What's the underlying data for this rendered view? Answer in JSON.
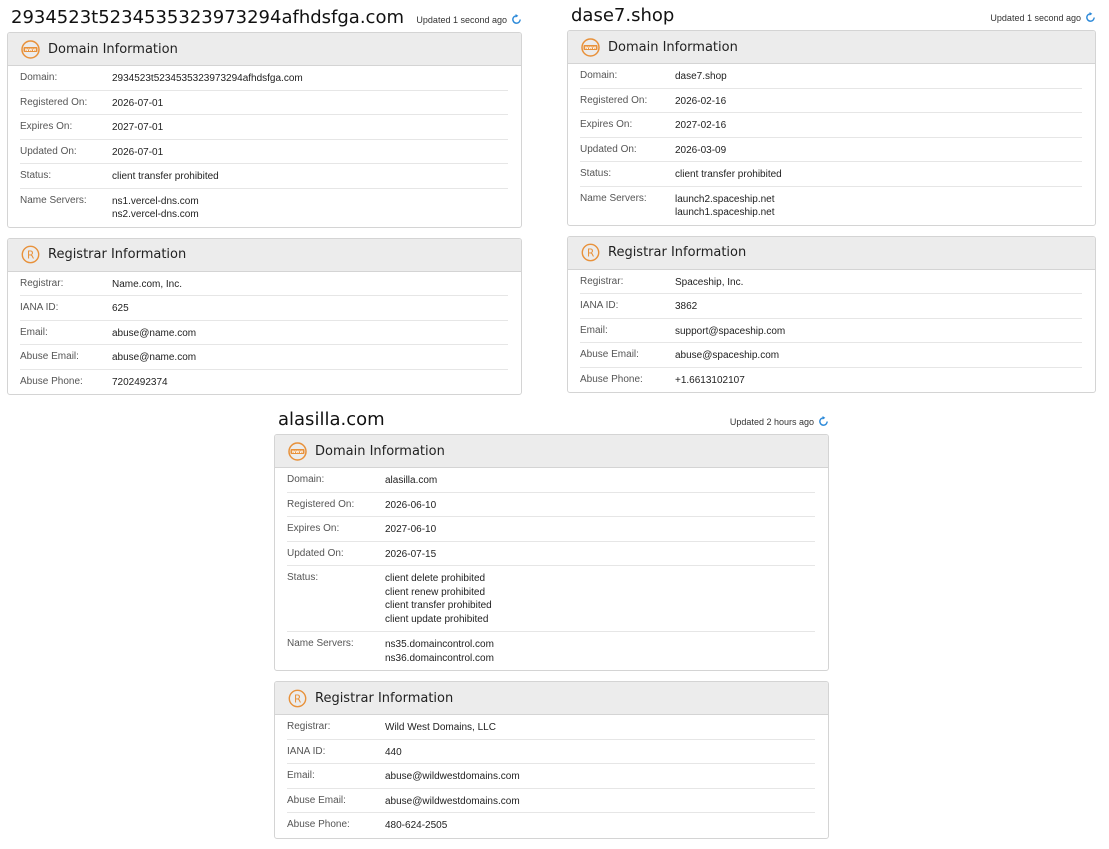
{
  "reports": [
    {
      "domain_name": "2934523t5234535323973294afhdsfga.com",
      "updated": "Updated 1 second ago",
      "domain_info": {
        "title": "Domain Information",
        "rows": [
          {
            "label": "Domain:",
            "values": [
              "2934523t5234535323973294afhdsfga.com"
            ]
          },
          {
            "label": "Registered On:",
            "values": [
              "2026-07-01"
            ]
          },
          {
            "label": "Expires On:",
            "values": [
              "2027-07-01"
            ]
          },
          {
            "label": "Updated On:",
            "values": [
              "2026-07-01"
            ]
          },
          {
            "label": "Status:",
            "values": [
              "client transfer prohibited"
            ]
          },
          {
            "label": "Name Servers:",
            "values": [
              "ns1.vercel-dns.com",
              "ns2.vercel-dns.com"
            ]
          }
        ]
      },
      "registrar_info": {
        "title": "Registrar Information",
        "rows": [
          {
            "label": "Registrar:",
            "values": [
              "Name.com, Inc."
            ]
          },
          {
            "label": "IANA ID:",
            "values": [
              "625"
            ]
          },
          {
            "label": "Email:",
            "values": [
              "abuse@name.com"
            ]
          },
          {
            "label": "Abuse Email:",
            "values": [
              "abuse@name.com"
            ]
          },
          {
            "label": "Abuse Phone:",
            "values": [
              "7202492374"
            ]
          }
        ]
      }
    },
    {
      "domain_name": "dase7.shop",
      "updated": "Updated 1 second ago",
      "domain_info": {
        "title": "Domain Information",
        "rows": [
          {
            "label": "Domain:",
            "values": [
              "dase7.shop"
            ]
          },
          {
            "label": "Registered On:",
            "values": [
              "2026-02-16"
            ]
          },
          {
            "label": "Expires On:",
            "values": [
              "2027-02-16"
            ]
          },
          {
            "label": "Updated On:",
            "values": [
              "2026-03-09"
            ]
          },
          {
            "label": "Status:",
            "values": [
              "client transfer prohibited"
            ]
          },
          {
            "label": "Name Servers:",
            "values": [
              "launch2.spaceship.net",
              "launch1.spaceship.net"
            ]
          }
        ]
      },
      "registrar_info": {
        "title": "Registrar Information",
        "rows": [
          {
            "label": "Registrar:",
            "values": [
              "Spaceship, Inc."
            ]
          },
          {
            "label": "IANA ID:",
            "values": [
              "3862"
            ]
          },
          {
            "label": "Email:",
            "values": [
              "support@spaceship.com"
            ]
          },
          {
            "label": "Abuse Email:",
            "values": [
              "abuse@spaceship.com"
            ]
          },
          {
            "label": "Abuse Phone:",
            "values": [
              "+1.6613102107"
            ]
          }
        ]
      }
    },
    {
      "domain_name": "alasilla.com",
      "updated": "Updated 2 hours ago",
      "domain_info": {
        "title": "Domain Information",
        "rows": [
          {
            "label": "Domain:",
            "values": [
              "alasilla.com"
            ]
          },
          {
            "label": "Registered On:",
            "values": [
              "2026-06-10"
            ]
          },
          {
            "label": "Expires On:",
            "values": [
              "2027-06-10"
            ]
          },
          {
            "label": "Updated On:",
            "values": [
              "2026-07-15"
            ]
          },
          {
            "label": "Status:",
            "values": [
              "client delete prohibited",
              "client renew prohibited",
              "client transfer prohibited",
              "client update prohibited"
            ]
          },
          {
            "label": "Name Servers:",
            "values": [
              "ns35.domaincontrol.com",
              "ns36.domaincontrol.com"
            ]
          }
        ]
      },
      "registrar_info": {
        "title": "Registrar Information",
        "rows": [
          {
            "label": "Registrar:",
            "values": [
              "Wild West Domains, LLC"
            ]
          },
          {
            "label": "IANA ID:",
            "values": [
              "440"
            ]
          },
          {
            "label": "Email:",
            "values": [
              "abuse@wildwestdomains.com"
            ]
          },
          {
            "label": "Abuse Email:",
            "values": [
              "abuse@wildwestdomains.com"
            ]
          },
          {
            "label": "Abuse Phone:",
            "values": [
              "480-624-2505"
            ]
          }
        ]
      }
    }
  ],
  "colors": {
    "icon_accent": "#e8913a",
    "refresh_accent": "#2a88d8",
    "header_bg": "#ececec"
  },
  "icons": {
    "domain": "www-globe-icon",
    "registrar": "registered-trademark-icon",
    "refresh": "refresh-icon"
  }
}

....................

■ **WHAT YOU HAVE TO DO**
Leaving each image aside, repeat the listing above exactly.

■ **EXERCISE OUTPUT**
What's the underlying data for this rendered view? Answer in JSON.
{
  "reports": [
    {
      "domain_name": "2934523t5234535323973294afhdsfga.com",
      "updated": "Updated 1 second ago",
      "domain_info": {
        "title": "Domain Information",
        "rows": [
          {
            "label": "Domain:",
            "values": [
              "2934523t5234535323973294afhdsfga.com"
            ]
          },
          {
            "label": "Registered On:",
            "values": [
              "2026-07-01"
            ]
          },
          {
            "label": "Expires On:",
            "values": [
              "2027-07-01"
            ]
          },
          {
            "label": "Updated On:",
            "values": [
              "2026-07-01"
            ]
          },
          {
            "label": "Status:",
            "values": [
              "client transfer prohibited"
            ]
          },
          {
            "label": "Name Servers:",
            "values": [
              "ns1.vercel-dns.com",
              "ns2.vercel-dns.com"
            ]
          }
        ]
      },
      "registrar_info": {
        "title": "Registrar Information",
        "rows": [
          {
            "label": "Registrar:",
            "values": [
              "Name.com, Inc."
            ]
          },
          {
            "label": "IANA ID:",
            "values": [
              "625"
            ]
          },
          {
            "label": "Email:",
            "values": [
              "abuse@name.com"
            ]
          },
          {
            "label": "Abuse Email:",
            "values": [
              "abuse@name.com"
            ]
          },
          {
            "label": "Abuse Phone:",
            "values": [
              "7202492374"
            ]
          }
        ]
      }
    },
    {
      "domain_name": "dase7.shop",
      "updated": "Updated 1 second ago",
      "domain_info": {
        "title": "Domain Information",
        "rows": [
          {
            "label": "Domain:",
            "values": [
              "dase7.shop"
            ]
          },
          {
            "label": "Registered On:",
            "values": [
              "2026-02-16"
            ]
          },
          {
            "label": "Expires On:",
            "values": [
              "2027-02-16"
            ]
          },
          {
            "label": "Updated On:",
            "values": [
              "2026-03-09"
            ]
          },
          {
            "label": "Status:",
            "values": [
              "client transfer prohibited"
            ]
          },
          {
            "label": "Name Servers:",
            "values": [
              "launch2.spaceship.net",
              "launch1.spaceship.net"
            ]
          }
        ]
      },
      "registrar_info": {
        "title": "Registrar Information",
        "rows": [
          {
            "label": "Registrar:",
            "values": [
              "Spaceship, Inc."
            ]
          },
          {
            "label": "IANA ID:",
            "values": [
              "3862"
            ]
          },
          {
            "label": "Email:",
            "values": [
              "support@spaceship.com"
            ]
          },
          {
            "label": "Abuse Email:",
            "values": [
              "abuse@spaceship.com"
            ]
          },
          {
            "label": "Abuse Phone:",
            "values": [
              "+1.6613102107"
            ]
          }
        ]
      }
    },
    {
      "domain_name": "alasilla.com",
      "updated": "Updated 2 hours ago",
      "domain_info": {
        "title": "Domain Information",
        "rows": [
          {
            "label": "Domain:",
            "values": [
              "alasilla.com"
            ]
          },
          {
            "label": "Registered On:",
            "values": [
              "2026-06-10"
            ]
          },
          {
            "label": "Expires On:",
            "values": [
              "2027-06-10"
            ]
          },
          {
            "label": "Updated On:",
            "values": [
              "2026-07-15"
            ]
          },
          {
            "label": "Status:",
            "values": [
              "client delete prohibited",
              "client renew prohibited",
              "client transfer prohibited",
              "client update prohibited"
            ]
          },
          {
            "label": "Name Servers:",
            "values": [
              "ns35.domaincontrol.com",
              "ns36.domaincontrol.com"
            ]
          }
        ]
      },
      "registrar_info": {
        "title": "Registrar Information",
        "rows": [
          {
            "label": "Registrar:",
            "values": [
              "Wild West Domains, LLC"
            ]
          },
          {
            "label": "IANA ID:",
            "values": [
              "440"
            ]
          },
          {
            "label": "Email:",
            "values": [
              "abuse@wildwestdomains.com"
            ]
          },
          {
            "label": "Abuse Email:",
            "values": [
              "abuse@wildwestdomains.com"
            ]
          },
          {
            "label": "Abuse Phone:",
            "values": [
              "480-624-2505"
            ]
          }
        ]
      }
    }
  ],
  "colors": {
    "icon_accent": "#e8913a",
    "refresh_accent": "#2a88d8",
    "header_bg": "#ececec"
  },
  "icons": {
    "domain": "www-globe-icon",
    "registrar": "registered-trademark-icon",
    "refresh": "refresh-icon"
  }
}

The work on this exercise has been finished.